Wednesday, October 17, 2007

“ make our lives an art...”

[Reposted from 4 January 2006]

One of the books I received for Christmas was one I’ve been wanting for several years, I’ll Take My Stand: The South and the Agrarian Tradition, a collection of essays by twelve Southerners, originally published in 1930. There’s so much good in here that I’m afraid I’m devouring it too rapidly to be able to taste it all, so I’ll have to reread - perhaps to the family. I think it would make a nice read-aloud in the winter evenings after Christmas is over. In the four essays I’ve read so far, several common themes keep reappearing, and today I’d like to share a bit of one of them - the idea of an aesthetic life, of living beautifully and graciously, which has nothing at all to do with material wealth.

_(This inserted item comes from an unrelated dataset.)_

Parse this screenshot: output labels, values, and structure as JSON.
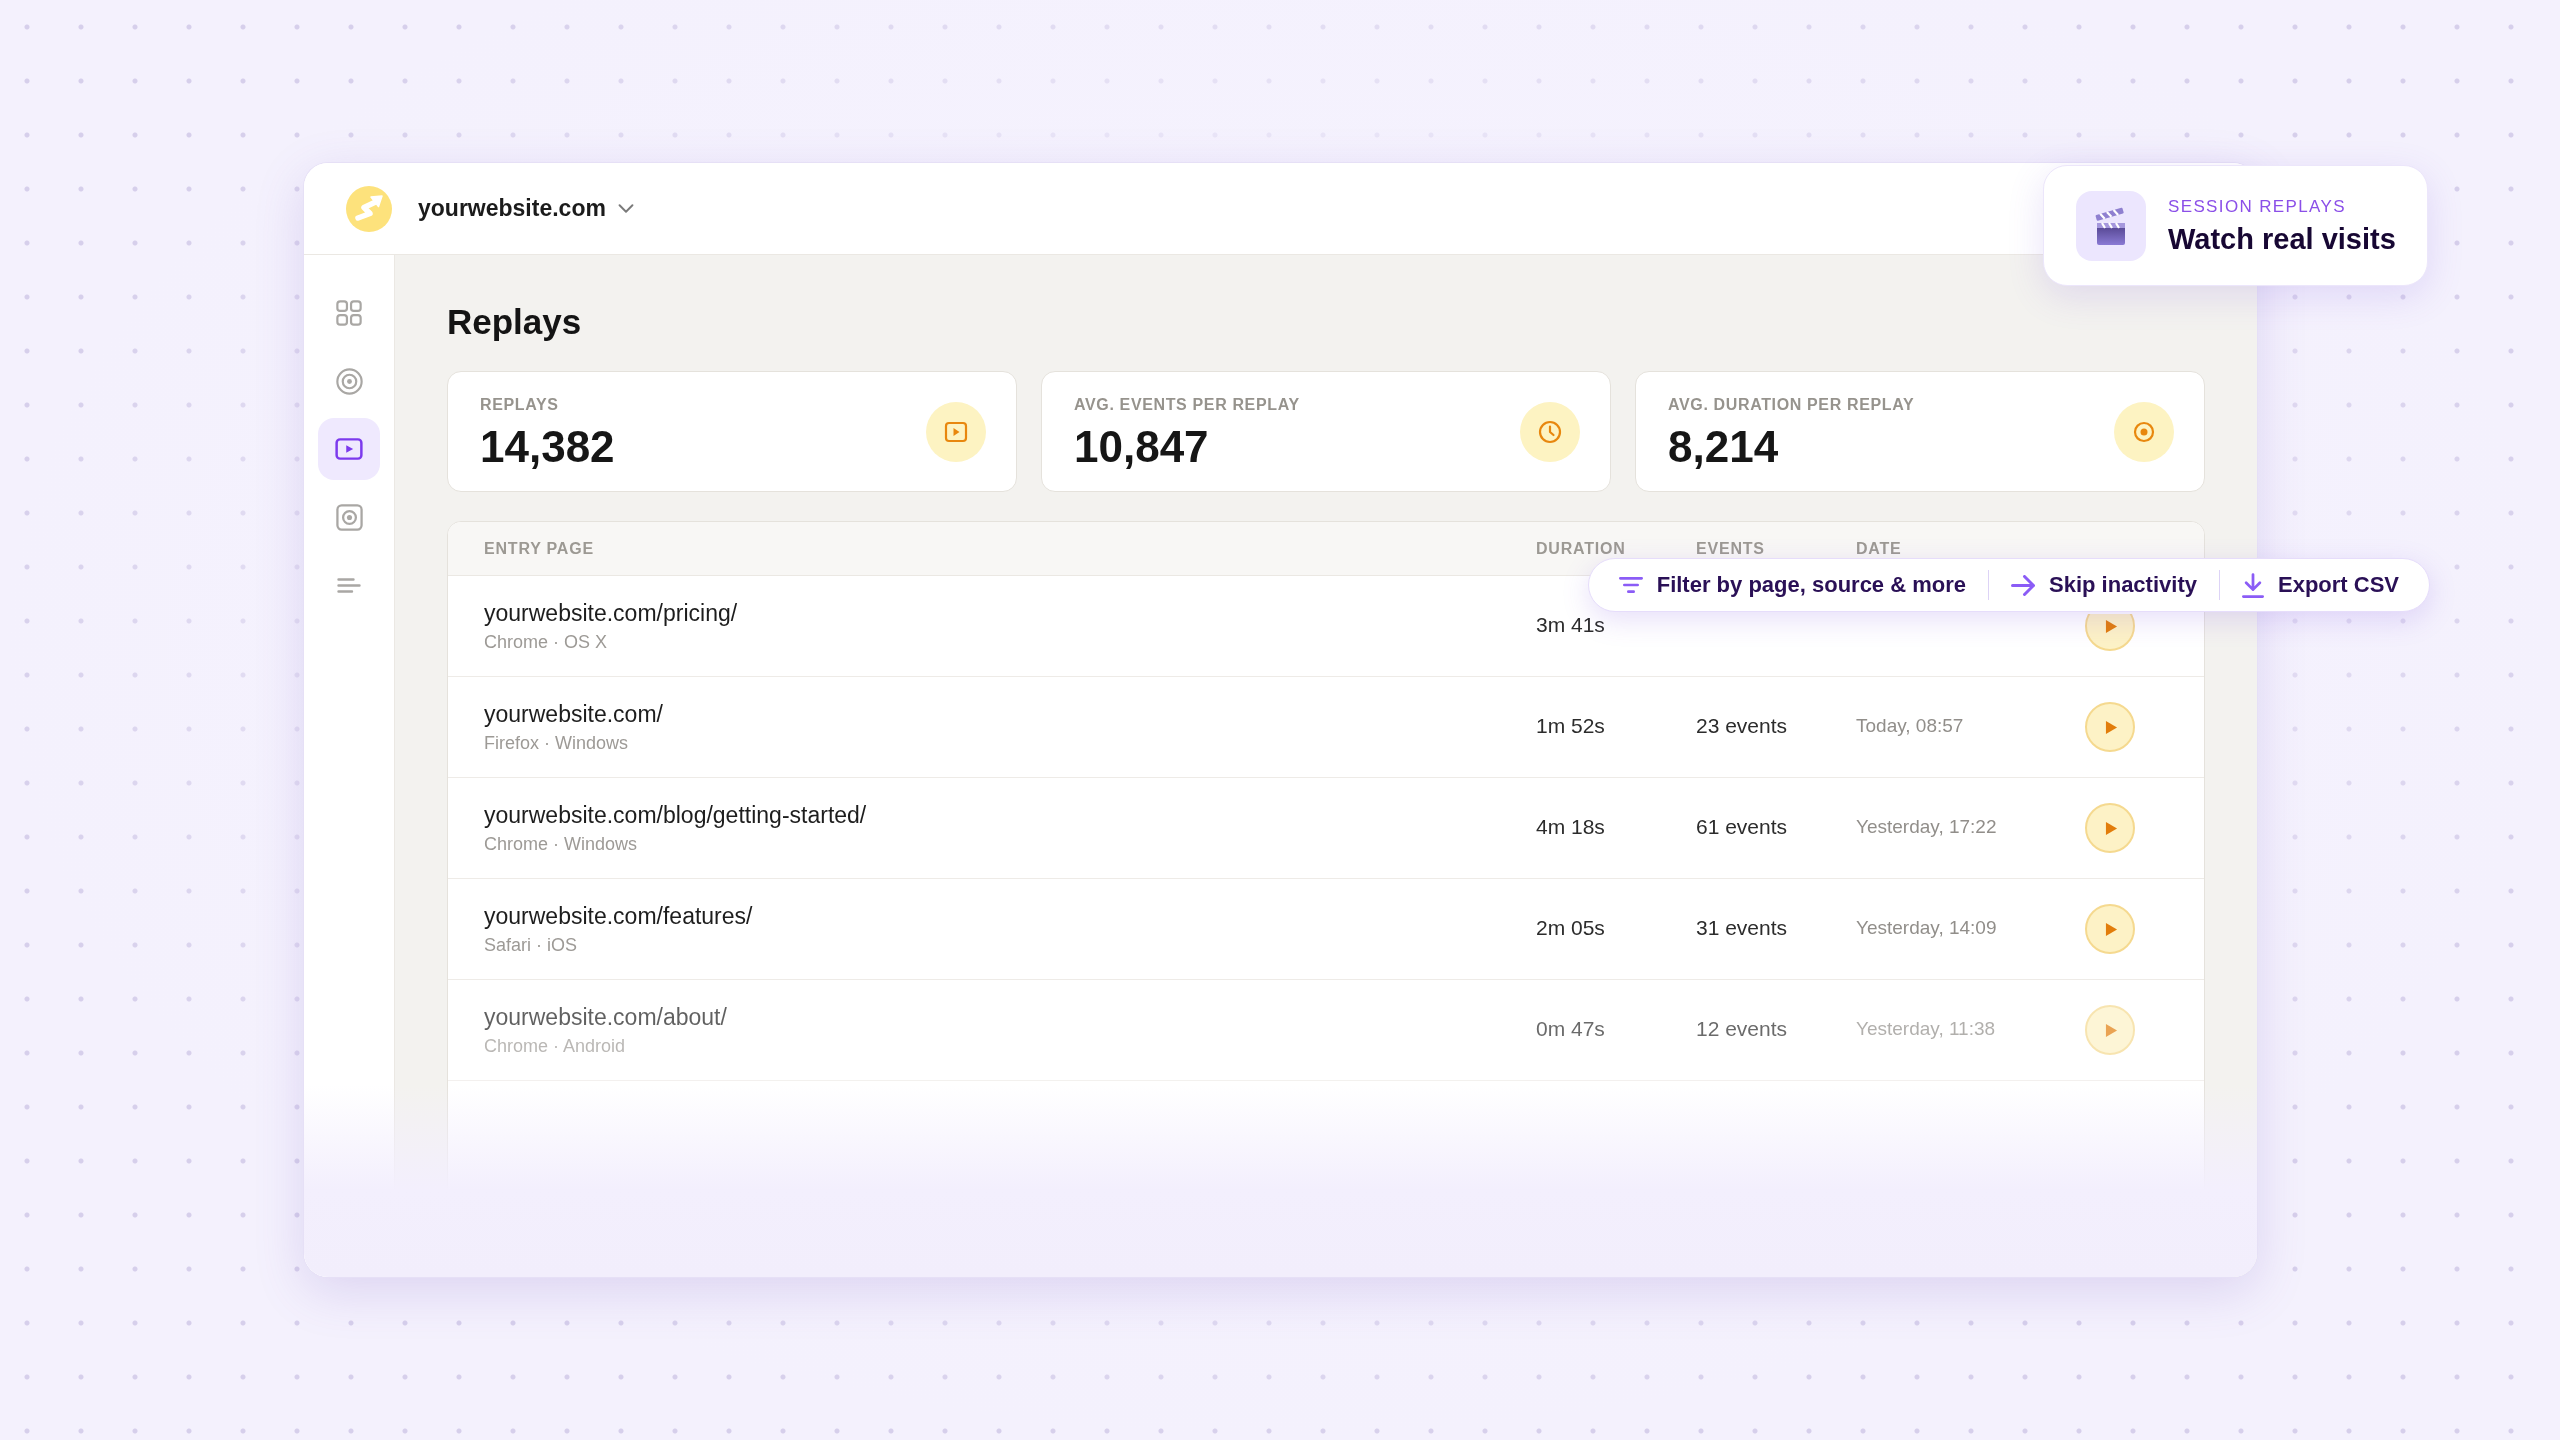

We feed and clothe and exercise our bodies, for example, in order to be able to do something with our minds. We employ our minds in order to achieve character…. We achieve character, personality, gentlemanliness in order to make our lives an art and to bring our souls into relation with the whole scheme of things, which is the divine nature.
(John Gould Fletcher, “Education, Past and Present,” pp. 119-120

The arts of the [antebellum South], such as they were, were not immensely passionate, creative, or romantic; they were the eighteenth-century social arts of dress, conversation, manners, the table, the hunt, politics, oratory, the pulpit. These were arts of living and not arts of escape; they were also community arts, in which every class of society could participate after its kind. The South took life easy, which is itself a tolerably comprehensive art.
(John Crowe Ransom, “Reconstructed but Unregenerate,” p. 12)

The art gallery or art museum theory of art to which philanthropists and promoters would persuade us views art as a luxury quite beyond the reach of ordinary people. Its attempt to glorify the arts by setting them aside in specially consecrated shrines can hardly supply more than a superficial gilding to a national culture, if the private direction of that culture is ugly and materialistic…. The truly artistic life is surely that in which the aesthetic experience is not curtained off, but mixed up with all sorts of instruments and occupations pertaining to the round of daily life. It ranges all the way from pots and pans, chairs and rugs, clothing and houses, up to dramas publicly performed and government buildings.
(Donald Davidson, “A Mirror for Artists,” pp. 39-40)

[O]nly in an agrarian society does there remain much hope of a balanced life, where the arts are not luxuries to be purchased but belong as a matter of course in the routine of his living.
(Ibid, pp. 51-2)